- Endpoints can be an open gateway for attackers and in the past two decades. Organizations have been investing major resources in trying to safeguard their network perimeter. Attackers find it much easier to penetrate organizations by sidestepping the network defenses and directly penetrating through the endpoints
- Multiple security tools were installed on endpoints in the past, but today there’s an endpoint agent consolidation. This is where one platform with one software footprint is installed at the endpoint to provide multiple security solutions that enable central management of all security functions
- Consolidation of the EPP and EDR platforms that are no longer considered two separate systems since the Endpoint Protection Platform has been expanded to include EDR.
Frequently Asked Questions on Endpoint Detection and Response
1. What’s the goal of using Endpoint Security?
EDR systems help secure endpoints and entry points in end-user devices such as laptops, desktops, mobile devices from being attacked by malicious campaigns. Modern Endpoint protection systems are designed to detect, analyze, block quickly, and contain any suspicious behavior or advanced attacks in progress.
2. What is the difference between SIEM and EDR?
The difference comes in the 24/7 threat response. No matter how well equipped IT security teams are, they cannot consistently provide security monitoring on emerging threats or detect suspicious system behavior without using targeted threat response tools.
Essentially SIEM centralizes the security alerts and logs while the EDR monitors malicious activities on endpoints. Combined with expert data analytics techniques, SIEM and EDR tools provide round-the-clock network monitoring and response solutions.
3. Which are the common endpoint cyber threats?
- Vulnerability exploits
- Drive-by downloads
- Email phishing
- Watering holes
4. What is the main difference between an EPP and EDR?
Endpoint Protection Platform (EPP) gives you the traditional anti-malware scanning. In contrast, Endpoint Detection and Response (EDR) is an advanced security system that covers more of the advanced persistent threats and sophisticated attacks with remediation actions that have the ability to restore affected systems.
5. What is an exposed JSON endpoint?

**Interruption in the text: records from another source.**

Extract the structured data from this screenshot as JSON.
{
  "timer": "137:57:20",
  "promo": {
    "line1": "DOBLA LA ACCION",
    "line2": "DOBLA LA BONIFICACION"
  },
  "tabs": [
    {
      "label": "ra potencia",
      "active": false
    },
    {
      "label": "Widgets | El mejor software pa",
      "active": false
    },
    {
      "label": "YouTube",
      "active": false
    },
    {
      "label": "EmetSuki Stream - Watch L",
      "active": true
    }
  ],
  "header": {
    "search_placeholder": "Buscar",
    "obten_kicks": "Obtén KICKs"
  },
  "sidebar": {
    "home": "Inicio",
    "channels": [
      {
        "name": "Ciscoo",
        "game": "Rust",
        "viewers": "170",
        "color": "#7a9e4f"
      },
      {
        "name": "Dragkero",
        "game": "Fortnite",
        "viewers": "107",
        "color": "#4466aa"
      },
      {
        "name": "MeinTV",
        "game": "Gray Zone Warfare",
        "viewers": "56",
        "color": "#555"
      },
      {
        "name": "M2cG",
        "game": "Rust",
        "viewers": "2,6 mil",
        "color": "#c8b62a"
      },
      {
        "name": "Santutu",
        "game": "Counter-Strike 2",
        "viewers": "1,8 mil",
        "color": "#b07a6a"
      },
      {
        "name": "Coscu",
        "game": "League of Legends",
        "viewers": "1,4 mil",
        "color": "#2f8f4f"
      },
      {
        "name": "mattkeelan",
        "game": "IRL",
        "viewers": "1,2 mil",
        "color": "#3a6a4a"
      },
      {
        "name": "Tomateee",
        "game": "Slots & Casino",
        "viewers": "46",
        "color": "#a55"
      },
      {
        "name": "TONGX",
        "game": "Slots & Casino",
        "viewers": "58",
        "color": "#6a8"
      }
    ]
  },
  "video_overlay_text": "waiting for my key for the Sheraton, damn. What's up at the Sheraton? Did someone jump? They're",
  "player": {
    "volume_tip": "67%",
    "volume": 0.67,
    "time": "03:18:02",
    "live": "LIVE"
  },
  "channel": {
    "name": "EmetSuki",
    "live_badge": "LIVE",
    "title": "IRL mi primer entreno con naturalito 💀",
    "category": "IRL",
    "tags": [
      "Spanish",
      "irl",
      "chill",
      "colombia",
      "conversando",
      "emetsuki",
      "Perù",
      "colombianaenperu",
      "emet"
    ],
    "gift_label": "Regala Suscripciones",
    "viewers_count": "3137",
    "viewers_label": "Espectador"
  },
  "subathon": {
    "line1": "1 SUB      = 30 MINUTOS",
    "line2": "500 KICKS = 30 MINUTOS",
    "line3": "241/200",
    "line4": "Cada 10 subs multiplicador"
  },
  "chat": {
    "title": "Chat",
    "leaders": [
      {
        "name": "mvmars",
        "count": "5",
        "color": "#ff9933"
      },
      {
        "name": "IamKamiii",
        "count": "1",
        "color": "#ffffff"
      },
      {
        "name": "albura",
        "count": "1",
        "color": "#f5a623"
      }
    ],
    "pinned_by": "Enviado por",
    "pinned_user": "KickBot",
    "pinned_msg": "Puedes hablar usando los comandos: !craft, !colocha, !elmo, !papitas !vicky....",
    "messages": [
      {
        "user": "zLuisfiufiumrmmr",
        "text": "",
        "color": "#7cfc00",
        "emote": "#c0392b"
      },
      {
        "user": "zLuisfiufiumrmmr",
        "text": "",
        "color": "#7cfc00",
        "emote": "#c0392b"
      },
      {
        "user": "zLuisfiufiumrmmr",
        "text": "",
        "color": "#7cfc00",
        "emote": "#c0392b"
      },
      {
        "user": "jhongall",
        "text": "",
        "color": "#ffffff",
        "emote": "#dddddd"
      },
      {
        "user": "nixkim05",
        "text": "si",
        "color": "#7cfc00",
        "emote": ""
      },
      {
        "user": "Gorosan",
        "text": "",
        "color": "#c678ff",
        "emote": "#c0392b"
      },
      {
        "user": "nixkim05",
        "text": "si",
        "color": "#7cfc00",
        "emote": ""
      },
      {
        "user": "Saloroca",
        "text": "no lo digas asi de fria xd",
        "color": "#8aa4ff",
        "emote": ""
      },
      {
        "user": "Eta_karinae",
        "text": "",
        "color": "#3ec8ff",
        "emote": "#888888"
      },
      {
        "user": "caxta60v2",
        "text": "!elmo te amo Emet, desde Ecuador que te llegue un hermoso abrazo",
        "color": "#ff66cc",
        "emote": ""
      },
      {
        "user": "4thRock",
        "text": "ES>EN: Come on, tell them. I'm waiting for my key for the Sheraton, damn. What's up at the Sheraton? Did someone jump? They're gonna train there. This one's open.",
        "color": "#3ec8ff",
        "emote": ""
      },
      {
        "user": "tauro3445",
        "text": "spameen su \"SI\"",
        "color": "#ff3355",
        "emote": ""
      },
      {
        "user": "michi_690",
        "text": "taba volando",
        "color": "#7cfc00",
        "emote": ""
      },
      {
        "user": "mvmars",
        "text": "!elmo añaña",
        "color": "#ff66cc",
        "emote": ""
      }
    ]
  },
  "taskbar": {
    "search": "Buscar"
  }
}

An exposed JSON endpoint is a term that’s given to a publicly available URL, with query or path parameters you’ve added at times, that you can send an HTTP request to, and it can return a JSON from the remote server that’s related to the request that you sent.